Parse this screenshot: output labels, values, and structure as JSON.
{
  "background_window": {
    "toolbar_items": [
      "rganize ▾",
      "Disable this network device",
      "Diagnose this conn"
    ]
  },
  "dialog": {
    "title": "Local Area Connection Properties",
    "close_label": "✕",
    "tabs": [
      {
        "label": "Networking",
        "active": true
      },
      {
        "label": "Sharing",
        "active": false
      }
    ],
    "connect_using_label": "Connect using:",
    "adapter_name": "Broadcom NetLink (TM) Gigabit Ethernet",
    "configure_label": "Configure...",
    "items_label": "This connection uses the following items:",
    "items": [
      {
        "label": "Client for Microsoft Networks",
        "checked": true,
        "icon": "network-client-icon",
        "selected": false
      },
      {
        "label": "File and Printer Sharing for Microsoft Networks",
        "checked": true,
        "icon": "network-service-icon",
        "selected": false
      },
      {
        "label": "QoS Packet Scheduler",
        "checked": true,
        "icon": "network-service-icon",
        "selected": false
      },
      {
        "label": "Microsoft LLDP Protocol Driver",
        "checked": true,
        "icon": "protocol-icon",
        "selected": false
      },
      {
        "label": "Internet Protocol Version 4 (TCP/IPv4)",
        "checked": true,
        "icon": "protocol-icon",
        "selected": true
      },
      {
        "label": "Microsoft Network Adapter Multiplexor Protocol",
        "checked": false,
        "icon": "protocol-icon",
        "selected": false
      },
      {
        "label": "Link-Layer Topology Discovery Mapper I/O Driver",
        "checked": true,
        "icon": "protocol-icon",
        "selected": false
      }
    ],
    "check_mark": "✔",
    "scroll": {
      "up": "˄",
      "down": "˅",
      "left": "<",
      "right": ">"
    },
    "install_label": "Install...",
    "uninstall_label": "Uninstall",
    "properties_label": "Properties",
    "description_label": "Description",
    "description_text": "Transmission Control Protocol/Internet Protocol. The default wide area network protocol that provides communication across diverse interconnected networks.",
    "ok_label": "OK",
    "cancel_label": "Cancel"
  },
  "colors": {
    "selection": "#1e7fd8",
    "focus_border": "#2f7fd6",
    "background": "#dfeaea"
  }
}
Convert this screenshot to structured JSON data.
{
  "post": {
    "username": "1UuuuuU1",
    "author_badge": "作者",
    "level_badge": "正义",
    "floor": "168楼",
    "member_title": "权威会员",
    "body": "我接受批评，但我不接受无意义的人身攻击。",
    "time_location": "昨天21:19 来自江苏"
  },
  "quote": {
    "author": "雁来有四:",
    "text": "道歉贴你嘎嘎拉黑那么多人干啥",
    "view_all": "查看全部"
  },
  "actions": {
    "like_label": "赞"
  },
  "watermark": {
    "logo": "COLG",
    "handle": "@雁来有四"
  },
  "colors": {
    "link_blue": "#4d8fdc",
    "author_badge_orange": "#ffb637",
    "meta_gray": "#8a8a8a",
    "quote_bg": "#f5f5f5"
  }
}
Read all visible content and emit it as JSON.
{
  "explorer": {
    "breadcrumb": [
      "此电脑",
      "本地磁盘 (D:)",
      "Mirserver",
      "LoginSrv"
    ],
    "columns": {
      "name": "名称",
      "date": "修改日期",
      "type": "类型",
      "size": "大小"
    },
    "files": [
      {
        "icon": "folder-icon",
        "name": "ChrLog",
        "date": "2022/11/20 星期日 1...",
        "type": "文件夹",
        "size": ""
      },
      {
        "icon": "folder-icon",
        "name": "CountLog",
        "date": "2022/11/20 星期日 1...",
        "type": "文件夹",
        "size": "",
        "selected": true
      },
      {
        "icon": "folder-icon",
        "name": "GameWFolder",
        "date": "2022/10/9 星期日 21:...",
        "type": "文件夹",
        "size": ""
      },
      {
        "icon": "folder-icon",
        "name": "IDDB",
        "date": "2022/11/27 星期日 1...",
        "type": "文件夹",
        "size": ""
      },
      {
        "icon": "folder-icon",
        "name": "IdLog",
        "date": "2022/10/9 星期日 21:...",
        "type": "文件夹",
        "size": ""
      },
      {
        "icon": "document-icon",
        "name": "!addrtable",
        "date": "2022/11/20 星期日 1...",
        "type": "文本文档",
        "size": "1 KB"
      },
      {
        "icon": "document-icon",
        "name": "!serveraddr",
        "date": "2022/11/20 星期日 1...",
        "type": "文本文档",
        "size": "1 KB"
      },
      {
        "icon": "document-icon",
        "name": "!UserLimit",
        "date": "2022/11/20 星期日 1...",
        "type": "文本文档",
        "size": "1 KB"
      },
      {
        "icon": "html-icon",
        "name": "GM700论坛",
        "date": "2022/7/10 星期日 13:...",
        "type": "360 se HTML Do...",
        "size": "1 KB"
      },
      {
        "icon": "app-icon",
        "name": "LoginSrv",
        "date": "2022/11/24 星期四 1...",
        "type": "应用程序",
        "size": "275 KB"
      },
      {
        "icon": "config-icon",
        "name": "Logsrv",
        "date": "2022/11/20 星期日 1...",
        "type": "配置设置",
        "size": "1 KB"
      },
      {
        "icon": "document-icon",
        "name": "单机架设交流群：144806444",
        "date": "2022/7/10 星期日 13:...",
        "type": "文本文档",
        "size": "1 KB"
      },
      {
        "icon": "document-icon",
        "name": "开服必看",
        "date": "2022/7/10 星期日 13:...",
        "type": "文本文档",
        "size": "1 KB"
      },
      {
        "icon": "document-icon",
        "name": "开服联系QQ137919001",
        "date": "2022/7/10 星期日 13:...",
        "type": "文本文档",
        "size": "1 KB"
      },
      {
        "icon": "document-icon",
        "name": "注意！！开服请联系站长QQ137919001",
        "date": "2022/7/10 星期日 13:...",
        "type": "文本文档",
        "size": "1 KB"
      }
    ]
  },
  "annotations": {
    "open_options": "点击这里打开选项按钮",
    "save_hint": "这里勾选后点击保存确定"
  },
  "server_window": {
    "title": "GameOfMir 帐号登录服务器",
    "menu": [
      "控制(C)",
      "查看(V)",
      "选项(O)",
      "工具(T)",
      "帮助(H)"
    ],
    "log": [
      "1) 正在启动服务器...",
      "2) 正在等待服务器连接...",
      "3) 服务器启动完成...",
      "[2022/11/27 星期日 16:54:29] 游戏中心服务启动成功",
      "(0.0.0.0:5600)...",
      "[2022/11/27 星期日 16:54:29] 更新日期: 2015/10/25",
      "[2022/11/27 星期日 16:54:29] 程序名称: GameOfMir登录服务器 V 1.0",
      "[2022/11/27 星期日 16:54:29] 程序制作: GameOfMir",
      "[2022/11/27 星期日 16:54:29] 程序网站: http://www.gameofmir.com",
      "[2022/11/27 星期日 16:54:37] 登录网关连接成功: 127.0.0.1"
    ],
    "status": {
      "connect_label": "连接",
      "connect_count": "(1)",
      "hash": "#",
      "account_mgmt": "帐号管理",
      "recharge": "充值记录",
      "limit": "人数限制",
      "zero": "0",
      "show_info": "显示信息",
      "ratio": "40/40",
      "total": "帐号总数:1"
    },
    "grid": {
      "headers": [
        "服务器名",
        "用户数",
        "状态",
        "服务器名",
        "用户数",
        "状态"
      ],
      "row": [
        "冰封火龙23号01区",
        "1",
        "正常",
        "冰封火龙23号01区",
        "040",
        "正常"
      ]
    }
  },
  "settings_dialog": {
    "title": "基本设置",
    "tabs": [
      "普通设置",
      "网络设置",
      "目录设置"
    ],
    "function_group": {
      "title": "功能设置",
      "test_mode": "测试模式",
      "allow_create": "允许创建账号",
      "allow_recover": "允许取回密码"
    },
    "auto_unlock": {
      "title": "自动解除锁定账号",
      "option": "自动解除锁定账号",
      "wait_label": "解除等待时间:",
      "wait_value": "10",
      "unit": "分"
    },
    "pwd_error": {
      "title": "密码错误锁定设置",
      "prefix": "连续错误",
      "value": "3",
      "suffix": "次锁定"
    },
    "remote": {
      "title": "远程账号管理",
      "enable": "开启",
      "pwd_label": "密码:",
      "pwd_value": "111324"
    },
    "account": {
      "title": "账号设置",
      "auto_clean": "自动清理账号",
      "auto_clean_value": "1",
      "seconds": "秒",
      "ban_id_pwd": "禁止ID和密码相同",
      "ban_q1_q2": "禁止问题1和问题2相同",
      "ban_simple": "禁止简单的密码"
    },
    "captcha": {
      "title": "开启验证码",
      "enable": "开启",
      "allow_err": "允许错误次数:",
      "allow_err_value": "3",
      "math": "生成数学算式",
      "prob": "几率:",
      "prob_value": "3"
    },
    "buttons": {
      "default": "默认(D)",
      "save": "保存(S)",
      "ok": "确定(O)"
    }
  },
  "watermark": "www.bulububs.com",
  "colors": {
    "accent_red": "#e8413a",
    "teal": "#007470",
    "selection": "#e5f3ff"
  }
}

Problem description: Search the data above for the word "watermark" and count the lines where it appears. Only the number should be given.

Solution: 2